As church, where do we collectively plant seeds? For some people, we are good stewards of all of our resources – planting time and treasure and talent into our church communities. Groups of folks pool resources together and make sure children at the local school have some food to take home in their backpacks each day or that medical care is available at a church sponsored free clinic. Maybe churches even combine efforts and transform an entire city, county, state, nation, the world. But seeds are tiny and sometimes we feel our resources are tiny. Sometimes it feels like a bit of a death for us to plant ourselves into a difficult relationship, to really be with someone or to delay or forgo making a financial purchase so that we may plant our resources instead into a community initiative.
Let us not forget that with faith and time and miracle that death is transformed to life, that everything we need to live is within our grasp. Jesus said, “I tell you the truth, unless a kernel of wheat is planted in the soil and dies, it remains alone. But its death will produce many new kernels–a plentiful harvest of new lives.” (John 12:24, New Living Translation)
Kristin Carroccino lives in Seattle, Washington, with her husband, kids, and a small dog that barks far too often at garbage trucks and the kids’ robotics inventions.
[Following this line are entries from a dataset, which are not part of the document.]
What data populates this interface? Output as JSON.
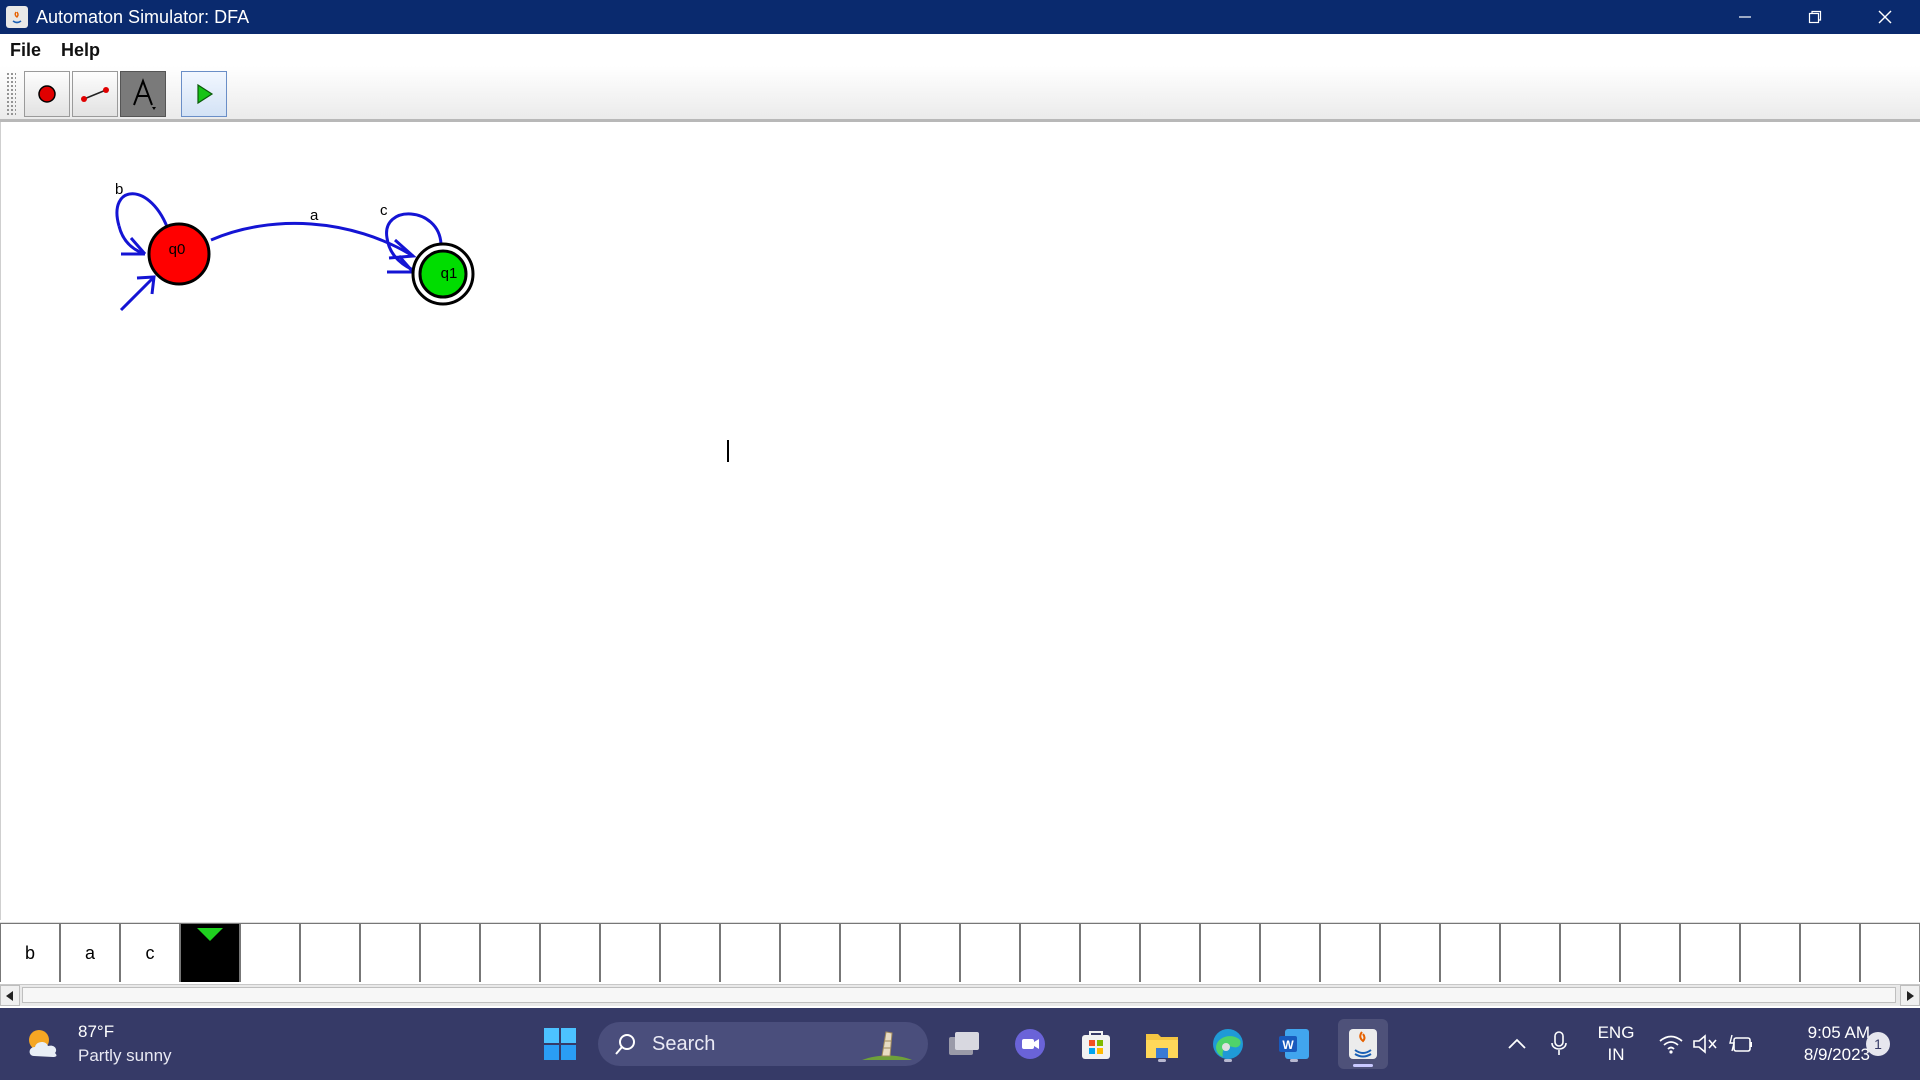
{
  "window": {
    "title": "Automaton Simulator: DFA"
  },
  "menu": {
    "items": [
      "File",
      "Help"
    ]
  },
  "toolbar": {
    "tools": [
      "state-tool",
      "transition-tool",
      "text-tool",
      "run-tool"
    ]
  },
  "automaton": {
    "states": [
      {
        "name": "q0",
        "initial": true,
        "accepting": false,
        "color": "#ff0000"
      },
      {
        "name": "q1",
        "initial": false,
        "accepting": true,
        "color": "#00dd00"
      }
    ],
    "transitions": [
      {
        "from": "q0",
        "to": "q0",
        "label": "b"
      },
      {
        "from": "q0",
        "to": "q1",
        "label": "a"
      },
      {
        "from": "q1",
        "to": "q1",
        "label": "c"
      }
    ],
    "edge_color": "#1414d4"
  },
  "tape": {
    "cells": [
      "b",
      "a",
      "c",
      "",
      "",
      "",
      "",
      "",
      "",
      "",
      "",
      "",
      "",
      "",
      "",
      "",
      "",
      "",
      "",
      "",
      "",
      "",
      "",
      "",
      "",
      "",
      "",
      "",
      "",
      "",
      "",
      ""
    ],
    "head_index": 3
  },
  "taskbar": {
    "weather": {
      "temp": "87°F",
      "condition": "Partly sunny"
    },
    "search_label": "Search",
    "language": {
      "line1": "ENG",
      "line2": "IN"
    },
    "clock": {
      "time": "9:05 AM",
      "date": "8/9/2023"
    },
    "notification_count": "1"
  }
}
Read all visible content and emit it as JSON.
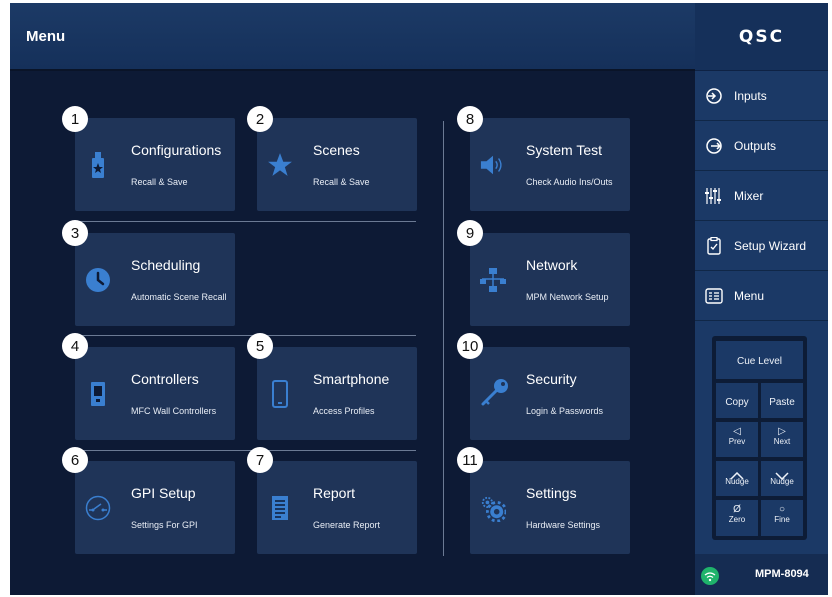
{
  "header": {
    "title": "Menu"
  },
  "brand": {
    "logo": "QSC"
  },
  "tiles": [
    {
      "num": "1",
      "title": "Configurations",
      "subtitle": "Recall & Save",
      "icon": "usb-drive-icon"
    },
    {
      "num": "2",
      "title": "Scenes",
      "subtitle": "Recall & Save",
      "icon": "star-icon"
    },
    {
      "num": "3",
      "title": "Scheduling",
      "subtitle": "Automatic Scene Recall",
      "icon": "clock-icon"
    },
    {
      "num": "4",
      "title": "Controllers",
      "subtitle": "MFC Wall Controllers",
      "icon": "wall-controller-icon"
    },
    {
      "num": "5",
      "title": "Smartphone",
      "subtitle": "Access Profiles",
      "icon": "smartphone-icon"
    },
    {
      "num": "6",
      "title": "GPI Setup",
      "subtitle": "Settings For GPI",
      "icon": "gpi-switch-icon"
    },
    {
      "num": "7",
      "title": "Report",
      "subtitle": "Generate Report",
      "icon": "document-icon"
    },
    {
      "num": "8",
      "title": "System Test",
      "subtitle": "Check Audio Ins/Outs",
      "icon": "speaker-icon"
    },
    {
      "num": "9",
      "title": "Network",
      "subtitle": "MPM Network Setup",
      "icon": "network-icon"
    },
    {
      "num": "10",
      "title": "Security",
      "subtitle": "Login & Passwords",
      "icon": "key-icon"
    },
    {
      "num": "11",
      "title": "Settings",
      "subtitle": "Hardware Settings",
      "icon": "gears-icon"
    }
  ],
  "nav": [
    {
      "label": "Inputs",
      "icon": "input-arrow-icon"
    },
    {
      "label": "Outputs",
      "icon": "output-arrow-icon"
    },
    {
      "label": "Mixer",
      "icon": "mixer-faders-icon"
    },
    {
      "label": "Setup Wizard",
      "icon": "wizard-clipboard-icon"
    },
    {
      "label": "Menu",
      "icon": "menu-list-icon"
    }
  ],
  "cue": {
    "cue_level": "Cue Level",
    "copy": "Copy",
    "paste": "Paste",
    "prev": "Prev",
    "next": "Next",
    "nudge_up": "Nudge",
    "nudge_down": "Nudge",
    "zero": "Zero",
    "fine": "Fine",
    "prev_glyph": "◁",
    "next_glyph": "▷",
    "zero_glyph": "Ø",
    "fine_glyph": "○"
  },
  "status": {
    "model": "MPM-8094",
    "wifi_color": "#1fb36b"
  },
  "colors": {
    "background": "#0d1a35",
    "tile": "#1f3458",
    "accent_icon": "#3a7fd0",
    "panel": "#1b3966"
  }
}
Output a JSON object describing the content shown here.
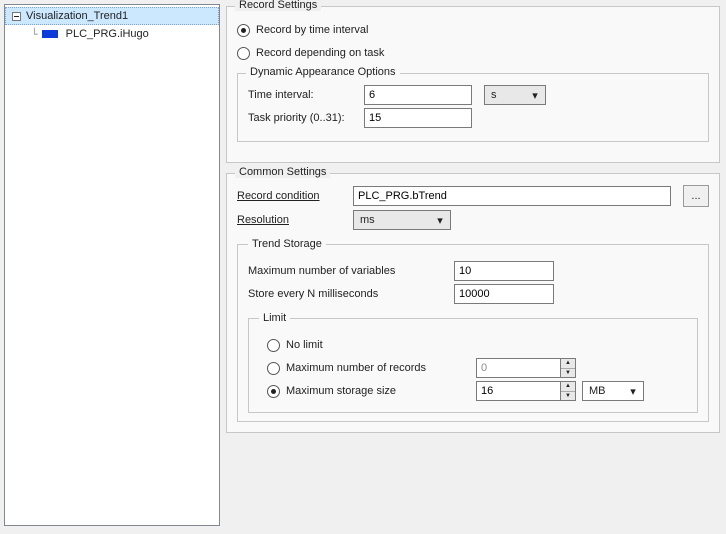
{
  "tree": {
    "root": "Visualization_Trend1",
    "child": "PLC_PRG.iHugo"
  },
  "record_settings": {
    "group_title": "Record Settings",
    "by_interval_label": "Record by time interval",
    "by_interval_selected": true,
    "by_task_label": "Record depending on task",
    "by_task_selected": false
  },
  "dynamic": {
    "group_title": "Dynamic Appearance Options",
    "time_interval_label": "Time interval:",
    "time_interval_value": "6",
    "time_unit": "s",
    "priority_label": "Task priority (0..31):",
    "priority_value": "15"
  },
  "common": {
    "group_title": "Common Settings",
    "record_condition_label": "Record condition",
    "record_condition_value": "PLC_PRG.bTrend",
    "browse_button": "...",
    "resolution_label": "Resolution",
    "resolution_value": "ms"
  },
  "storage": {
    "group_title": "Trend Storage",
    "max_vars_label": "Maximum number of variables",
    "max_vars_value": "10",
    "store_ms_label": "Store every N milliseconds",
    "store_ms_value": "10000",
    "limit": {
      "group_title": "Limit",
      "no_limit_label": "No limit",
      "no_limit_selected": false,
      "max_records_label": "Maximum number of records",
      "max_records_selected": false,
      "max_records_value": "0",
      "max_size_label": "Maximum storage size",
      "max_size_selected": true,
      "max_size_value": "16",
      "size_unit": "MB"
    }
  }
}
This essay is excerpted from the blog her family kept during 2012 at boatswithoutoars.blogspot.com and the forthcoming book Boats Without Oars.